Tips from the £16bn investor
IT HAS been an awkward time for the UK insurance industry. Last week, former Independent Insurance chief executive Michael Bright and his two co-defendants were jailed for conspiracy to defraud. So what does one of the industry’s most accomplished figures make of the damage that has been done?
“This was a rare example of a dishonest person pulling the wool over the eyes of the public and indeed the regulators,” according to Sir Mark Weinberg, who at 76 remains an influential figure in the financial-services sector. Beyond this specific case, the public has little to worry about, he insists.
“The soundness of the overwhelming proportion of the insurance industry, and indeed of the banking industry, is beyond question,” he tells JC Business.
Sir Mark, the founder of Abbey Life Assurance and Allied Dunbar Assurance, is currently president of financial-services provider and consulting firm St James’s Place (formerly J Rothschild Assurance), which he co-founded in 1991 with Jacob Rothschild. It now manages some £16bn of funds.
He acknowledges that the industry faces a challenging time as it moves from old-fashion insurance-selling to “wealth management”. “Managing wealth sounds better than selling life insurance,” he says. “The phrase itself is very vogue and is replacing life insurance, putting heavier obligations on you as a life-insurance company.”
As more of us define ourselves as “high net-worth individuals”, demand is growing for more complex insurance advice, and access to investment tools such as hedge funds. Inheritance tax is a key concern for his clients, but he advises: “One should never choose an investment because of the potential tax benefits or savings.”
He sees the recent credit crunch as proof that mathematically based computer models are dangerous tools for planning investments. “The simple truth is that the real world doesn’t correspond to the assumptions made in mathematical models, with the result that several hedge funds run by large international banks have recently seen large falls in value because of the occurrence of events that their models predict will only happen once every 200 — or even 2,000 — years.”
Pressed for investment tips, he cautions that “things happen, which you cannot predict. Investing is not based on science nor mathematics, but common sense.”
His “four simple rules” are: “Invest for the long-term; before you start, make sure that you have enough liquidity set aside to live well for the next two years; spread and diversify across asset classes as much as possible; and, finally, choose the best possible investment managers you can find.”
Sir Mark’s career in the industry spans more than 40 years, during which he says he has started again — twice. Born in South Africa, he is a qualified barrister who moved to the UK in 1962, where he received a masters in law from the London School of Economics.
But “not having the stomach” to start practising law for a second time in the UK, he founded Abbey Life Assurance.
“When I was practising law in South Africa, I was doing some legal work for Sir Donald Gordon on his Limited Life company and realised I had a natural interest for marketing.”
On moving to the UK, Sir Donald agreed to put up 25 per cent of the £50,000 start-up capital for Abbey Life.
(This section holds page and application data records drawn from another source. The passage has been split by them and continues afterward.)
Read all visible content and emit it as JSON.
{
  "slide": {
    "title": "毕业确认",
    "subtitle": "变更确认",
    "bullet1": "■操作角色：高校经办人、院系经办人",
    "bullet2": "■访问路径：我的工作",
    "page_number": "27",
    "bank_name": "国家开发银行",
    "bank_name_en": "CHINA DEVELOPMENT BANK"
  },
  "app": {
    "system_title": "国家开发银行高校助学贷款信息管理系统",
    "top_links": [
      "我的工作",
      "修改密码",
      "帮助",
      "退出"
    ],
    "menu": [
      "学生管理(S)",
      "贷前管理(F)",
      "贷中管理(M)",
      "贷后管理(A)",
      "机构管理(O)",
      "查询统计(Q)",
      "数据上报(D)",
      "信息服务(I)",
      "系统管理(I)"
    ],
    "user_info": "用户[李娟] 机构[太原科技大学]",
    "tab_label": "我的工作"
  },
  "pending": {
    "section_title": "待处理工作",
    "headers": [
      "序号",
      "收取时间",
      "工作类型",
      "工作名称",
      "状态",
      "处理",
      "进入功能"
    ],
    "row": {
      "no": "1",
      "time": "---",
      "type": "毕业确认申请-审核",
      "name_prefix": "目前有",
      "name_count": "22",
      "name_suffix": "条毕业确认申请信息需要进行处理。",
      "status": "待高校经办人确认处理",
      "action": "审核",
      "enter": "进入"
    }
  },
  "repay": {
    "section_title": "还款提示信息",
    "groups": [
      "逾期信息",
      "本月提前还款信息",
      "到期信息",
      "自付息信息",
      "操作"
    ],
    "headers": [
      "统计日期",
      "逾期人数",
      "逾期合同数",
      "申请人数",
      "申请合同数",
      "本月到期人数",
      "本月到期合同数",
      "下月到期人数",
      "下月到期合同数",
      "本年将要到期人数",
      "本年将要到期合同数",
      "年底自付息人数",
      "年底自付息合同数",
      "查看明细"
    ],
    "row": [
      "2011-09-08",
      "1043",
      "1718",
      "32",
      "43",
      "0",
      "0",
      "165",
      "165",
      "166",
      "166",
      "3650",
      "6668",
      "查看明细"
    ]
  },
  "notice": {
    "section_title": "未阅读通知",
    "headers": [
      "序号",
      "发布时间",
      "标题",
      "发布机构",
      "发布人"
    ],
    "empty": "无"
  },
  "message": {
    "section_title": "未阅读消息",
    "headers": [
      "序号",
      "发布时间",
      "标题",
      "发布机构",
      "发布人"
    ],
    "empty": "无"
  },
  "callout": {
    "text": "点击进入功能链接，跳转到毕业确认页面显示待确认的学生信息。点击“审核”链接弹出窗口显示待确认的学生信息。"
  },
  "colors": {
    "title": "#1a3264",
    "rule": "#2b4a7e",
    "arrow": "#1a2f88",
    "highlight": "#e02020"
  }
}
Sir Mark reflects that the same start-up today would require around £5m.
Almost 10 years later, Abbey Life was taken over by the ITT Corporation and Sir Mark left the company, starting up Hambro Life Assurance, later Allied Dunbar Assurance. He was managing director until the early 1980s, helping it grow into one of the largest life-assurance companies in the UK.
History then repeated itself as the corporation was taken over by BAT Industries, leading Sir Mark to leave to establish J Rothschild Assurance in 1991. It was renamed St James’s Place in 2006.
With more time on his hands after stepping down as chairman two years ago, Sir Mark began to look for other projects to get involved in. But the latest venture that has caught his attention was one he “would never have predicted”.
He was put in touch with skin-cancer specialist Dr Marko Lens, who was looking for investors for the development of his “anti-ageing” skin cream, Zelens Skin Science.
“The cosmetics industry is not something I thought I would get involved in, but he asked me. I swallowed hard and backed him.” The company, which exclusively supplies Space NK stores, is run by Chief Rabbi Sir Jonathan Sacks’s son-in-law Elliott Goldstein, who had previously been working as Sir Mark’s personal assistant.
Sir Mark’s wife, designer and hotelier Anouska Hempel, is also involved in the business, creating the product packaging. “We both became fascinated by it. It is nice working with Anouska.
“She has a considerable career of her own which I take a lot of interest in, although I think she would throw me out if I got too involved in her work.” The couple have six children between them and home is in Holland Park, West London.
And while he goes into St James’s Place’s Mayfair offices every day, “I don’t get up in the morning worrying about yesterday’s sales figures”.
He is a trustee of the Clore Duffield Foundation.
Sir Mark Weinberg: “Investing is not based on science nor mathematics, but common sense”